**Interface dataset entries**
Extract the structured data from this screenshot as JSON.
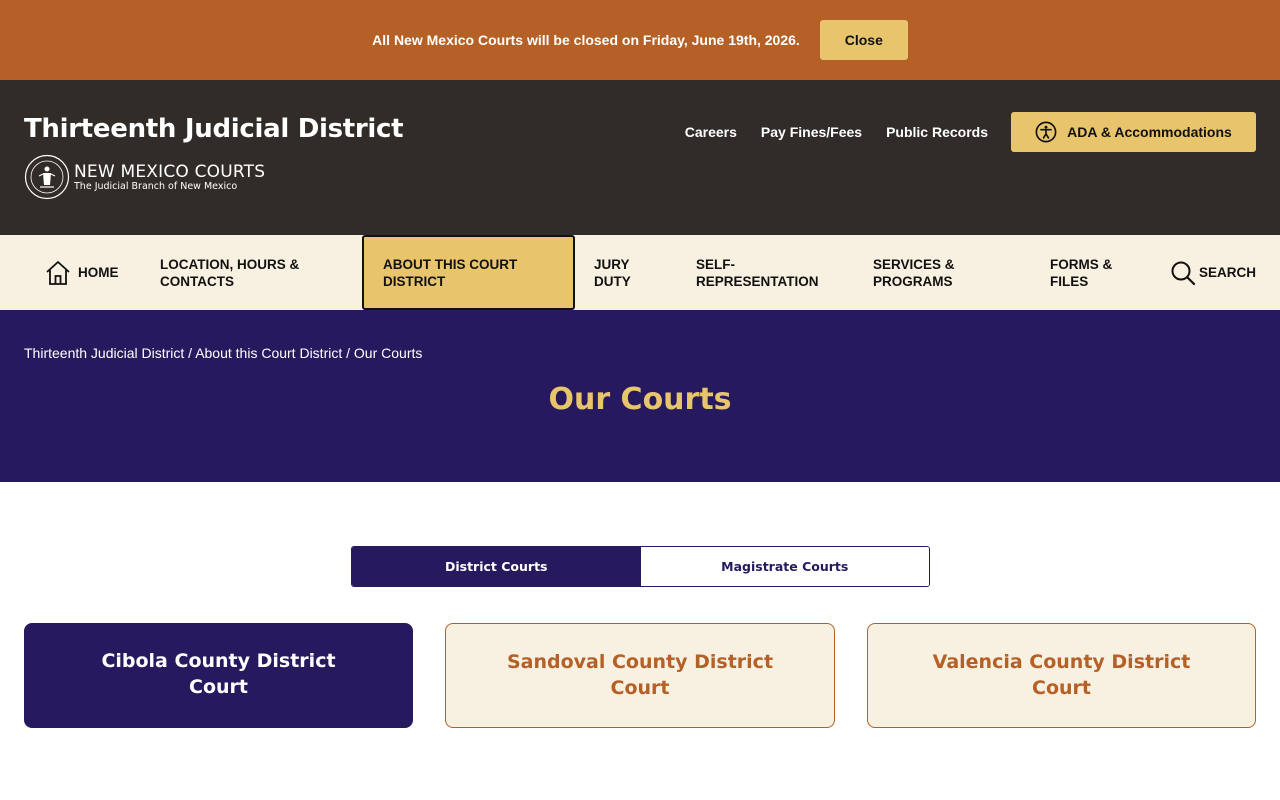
{
  "alert": {
    "message": "All New Mexico Courts will be closed on Friday, June 19th, 2026.",
    "close_label": "Close"
  },
  "header": {
    "site_title": "Thirteenth Judicial District",
    "logo_name": "NEW MEXICO COURTS",
    "logo_tagline": "The Judicial Branch of New Mexico",
    "util_links": [
      "Careers",
      "Pay Fines/Fees",
      "Public Records"
    ],
    "ada_label": "ADA & Accommodations"
  },
  "nav": {
    "items": [
      {
        "label": "HOME",
        "icon": "home-icon"
      },
      {
        "label": "LOCATION, HOURS & CONTACTS"
      },
      {
        "label": "ABOUT THIS COURT DISTRICT",
        "active": true
      },
      {
        "label": "JURY DUTY"
      },
      {
        "label": "SELF-REPRESENTATION"
      },
      {
        "label": "SERVICES & PROGRAMS"
      },
      {
        "label": "FORMS & FILES"
      },
      {
        "label": "SEARCH",
        "icon": "search-icon"
      }
    ]
  },
  "breadcrumb": {
    "items": [
      "Thirteenth Judicial District",
      "About this Court District",
      "Our Courts"
    ],
    "separator": " / "
  },
  "page": {
    "title": "Our Courts"
  },
  "tabs": [
    {
      "label": "District Courts",
      "active": true
    },
    {
      "label": "Magistrate Courts",
      "active": false
    }
  ],
  "courts": [
    {
      "name": "Cibola County District Court",
      "selected": true
    },
    {
      "name": "Sandoval County District Court",
      "selected": false
    },
    {
      "name": "Valencia County District Court",
      "selected": false
    }
  ],
  "colors": {
    "alert_bg": "#b56026",
    "header_bg": "#322c28",
    "accent_gold": "#e8c46c",
    "nav_bg": "#f8f0e0",
    "hero_bg": "#26195e"
  }
}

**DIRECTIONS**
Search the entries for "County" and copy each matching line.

**EXPECTED ANSWER**
      "name": "Cibola County District Court",
      "name": "Sandoval County District Court",
      "name": "Valencia County District Court",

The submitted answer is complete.